| WORK TO BE COMPLETED |
Copy out all of the entries below without any change.

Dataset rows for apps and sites
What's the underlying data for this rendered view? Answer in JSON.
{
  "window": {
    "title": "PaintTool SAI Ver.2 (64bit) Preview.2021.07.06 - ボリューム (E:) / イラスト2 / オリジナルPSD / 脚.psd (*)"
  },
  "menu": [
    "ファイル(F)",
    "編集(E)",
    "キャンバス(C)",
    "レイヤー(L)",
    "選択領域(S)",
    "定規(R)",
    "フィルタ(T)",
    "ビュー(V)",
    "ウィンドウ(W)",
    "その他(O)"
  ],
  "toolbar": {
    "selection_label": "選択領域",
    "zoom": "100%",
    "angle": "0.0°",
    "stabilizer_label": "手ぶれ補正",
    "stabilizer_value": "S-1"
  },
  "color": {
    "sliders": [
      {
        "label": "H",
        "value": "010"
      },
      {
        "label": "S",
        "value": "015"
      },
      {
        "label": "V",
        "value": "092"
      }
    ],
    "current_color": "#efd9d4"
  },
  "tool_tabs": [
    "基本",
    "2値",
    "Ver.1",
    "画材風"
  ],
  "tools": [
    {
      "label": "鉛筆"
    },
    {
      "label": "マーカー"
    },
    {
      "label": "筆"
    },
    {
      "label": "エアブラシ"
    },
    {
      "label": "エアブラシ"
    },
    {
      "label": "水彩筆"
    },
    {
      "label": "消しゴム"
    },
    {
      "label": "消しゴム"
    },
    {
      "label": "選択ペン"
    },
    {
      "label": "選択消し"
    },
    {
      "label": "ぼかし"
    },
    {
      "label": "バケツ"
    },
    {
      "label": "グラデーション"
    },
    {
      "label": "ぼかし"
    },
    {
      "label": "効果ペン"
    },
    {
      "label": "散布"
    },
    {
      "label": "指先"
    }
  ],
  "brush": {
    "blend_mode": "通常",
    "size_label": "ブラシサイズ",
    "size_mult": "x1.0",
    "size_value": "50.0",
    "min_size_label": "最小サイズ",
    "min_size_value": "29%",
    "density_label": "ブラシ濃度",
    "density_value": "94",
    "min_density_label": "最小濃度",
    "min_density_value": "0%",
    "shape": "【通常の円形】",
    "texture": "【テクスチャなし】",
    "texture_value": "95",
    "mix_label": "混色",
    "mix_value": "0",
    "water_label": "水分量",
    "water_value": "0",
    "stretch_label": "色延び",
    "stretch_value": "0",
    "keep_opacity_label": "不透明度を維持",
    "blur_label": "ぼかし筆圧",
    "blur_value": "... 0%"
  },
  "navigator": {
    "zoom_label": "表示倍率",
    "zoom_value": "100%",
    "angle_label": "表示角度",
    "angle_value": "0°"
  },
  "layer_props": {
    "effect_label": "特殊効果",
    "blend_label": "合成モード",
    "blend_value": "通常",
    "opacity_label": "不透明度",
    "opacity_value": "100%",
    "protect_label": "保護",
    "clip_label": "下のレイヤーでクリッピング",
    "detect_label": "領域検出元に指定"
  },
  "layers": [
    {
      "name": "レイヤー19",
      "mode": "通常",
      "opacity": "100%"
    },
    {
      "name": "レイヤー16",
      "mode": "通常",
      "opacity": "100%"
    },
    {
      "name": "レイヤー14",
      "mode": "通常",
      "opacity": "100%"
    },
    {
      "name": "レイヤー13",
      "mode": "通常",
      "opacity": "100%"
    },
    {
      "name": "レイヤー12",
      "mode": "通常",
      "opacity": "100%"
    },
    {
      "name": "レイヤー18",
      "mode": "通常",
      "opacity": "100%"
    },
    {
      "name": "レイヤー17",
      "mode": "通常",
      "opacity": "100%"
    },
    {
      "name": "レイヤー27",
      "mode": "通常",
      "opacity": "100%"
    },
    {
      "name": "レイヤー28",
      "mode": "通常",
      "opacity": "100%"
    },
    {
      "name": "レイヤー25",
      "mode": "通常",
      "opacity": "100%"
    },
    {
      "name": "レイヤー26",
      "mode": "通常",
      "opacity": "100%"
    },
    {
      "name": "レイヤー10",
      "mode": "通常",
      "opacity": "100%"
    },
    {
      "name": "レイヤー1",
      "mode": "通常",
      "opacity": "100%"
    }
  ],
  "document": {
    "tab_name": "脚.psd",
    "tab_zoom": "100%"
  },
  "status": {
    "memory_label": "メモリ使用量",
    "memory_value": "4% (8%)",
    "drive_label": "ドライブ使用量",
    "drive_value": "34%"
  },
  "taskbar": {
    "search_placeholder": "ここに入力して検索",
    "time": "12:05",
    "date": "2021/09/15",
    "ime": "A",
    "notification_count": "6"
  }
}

| EXERCISE OUTPUT |
What's the underlying data for this rendered view? Answer in JSON.
{
  "window": {
    "title": "PaintTool SAI Ver.2 (64bit) Preview.2021.07.06 - ボリューム (E:) / イラスト2 / オリジナルPSD / 脚.psd (*)"
  },
  "menu": [
    "ファイル(F)",
    "編集(E)",
    "キャンバス(C)",
    "レイヤー(L)",
    "選択領域(S)",
    "定規(R)",
    "フィルタ(T)",
    "ビュー(V)",
    "ウィンドウ(W)",
    "その他(O)"
  ],
  "toolbar": {
    "selection_label": "選択領域",
    "zoom": "100%",
    "angle": "0.0°",
    "stabilizer_label": "手ぶれ補正",
    "stabilizer_value": "S-1"
  },
  "color": {
    "sliders": [
      {
        "label": "H",
        "value": "010"
      },
      {
        "label": "S",
        "value": "015"
      },
      {
        "label": "V",
        "value": "092"
      }
    ],
    "current_color": "#efd9d4"
  },
  "tool_tabs": [
    "基本",
    "2値",
    "Ver.1",
    "画材風"
  ],
  "tools": [
    {
      "label": "鉛筆"
    },
    {
      "label": "マーカー"
    },
    {
      "label": "筆"
    },
    {
      "label": "エアブラシ"
    },
    {
      "label": "エアブラシ"
    },
    {
      "label": "水彩筆"
    },
    {
      "label": "消しゴム"
    },
    {
      "label": "消しゴム"
    },
    {
      "label": "選択ペン"
    },
    {
      "label": "選択消し"
    },
    {
      "label": "ぼかし"
    },
    {
      "label": "バケツ"
    },
    {
      "label": "グラデーション"
    },
    {
      "label": "ぼかし"
    },
    {
      "label": "効果ペン"
    },
    {
      "label": "散布"
    },
    {
      "label": "指先"
    }
  ],
  "brush": {
    "blend_mode": "通常",
    "size_label": "ブラシサイズ",
    "size_mult": "x1.0",
    "size_value": "50.0",
    "min_size_label": "最小サイズ",
    "min_size_value": "29%",
    "density_label": "ブラシ濃度",
    "density_value": "94",
    "min_density_label": "最小濃度",
    "min_density_value": "0%",
    "shape": "【通常の円形】",
    "texture": "【テクスチャなし】",
    "texture_value": "95",
    "mix_label": "混色",
    "mix_value": "0",
    "water_label": "水分量",
    "water_value": "0",
    "stretch_label": "色延び",
    "stretch_value": "0",
    "keep_opacity_label": "不透明度を維持",
    "blur_label": "ぼかし筆圧",
    "blur_value": "... 0%"
  },
  "navigator": {
    "zoom_label": "表示倍率",
    "zoom_value": "100%",
    "angle_label": "表示角度",
    "angle_value": "0°"
  },
  "layer_props": {
    "effect_label": "特殊効果",
    "blend_label": "合成モード",
    "blend_value": "通常",
    "opacity_label": "不透明度",
    "opacity_value": "100%",
    "protect_label": "保護",
    "clip_label": "下のレイヤーでクリッピング",
    "detect_label": "領域検出元に指定"
  },
  "layers": [
    {
      "name": "レイヤー19",
      "mode": "通常",
      "opacity": "100%"
    },
    {
      "name": "レイヤー16",
      "mode": "通常",
      "opacity": "100%"
    },
    {
      "name": "レイヤー14",
      "mode": "通常",
      "opacity": "100%"
    },
    {
      "name": "レイヤー13",
      "mode": "通常",
      "opacity": "100%"
    },
    {
      "name": "レイヤー12",
      "mode": "通常",
      "opacity": "100%"
    },
    {
      "name": "レイヤー18",
      "mode": "通常",
      "opacity": "100%"
    },
    {
      "name": "レイヤー17",
      "mode": "通常",
      "opacity": "100%"
    },
    {
      "name": "レイヤー27",
      "mode": "通常",
      "opacity": "100%"
    },
    {
      "name": "レイヤー28",
      "mode": "通常",
      "opacity": "100%"
    },
    {
      "name": "レイヤー25",
      "mode": "通常",
      "opacity": "100%"
    },
    {
      "name": "レイヤー26",
      "mode": "通常",
      "opacity": "100%"
    },
    {
      "name": "レイヤー10",
      "mode": "通常",
      "opacity": "100%"
    },
    {
      "name": "レイヤー1",
      "mode": "通常",
      "opacity": "100%"
    }
  ],
  "document": {
    "tab_name": "脚.psd",
    "tab_zoom": "100%"
  },
  "status": {
    "memory_label": "メモリ使用量",
    "memory_value": "4% (8%)",
    "drive_label": "ドライブ使用量",
    "drive_value": "34%"
  },
  "taskbar": {
    "search_placeholder": "ここに入力して検索",
    "time": "12:05",
    "date": "2021/09/15",
    "ime": "A",
    "notification_count": "6"
  }
}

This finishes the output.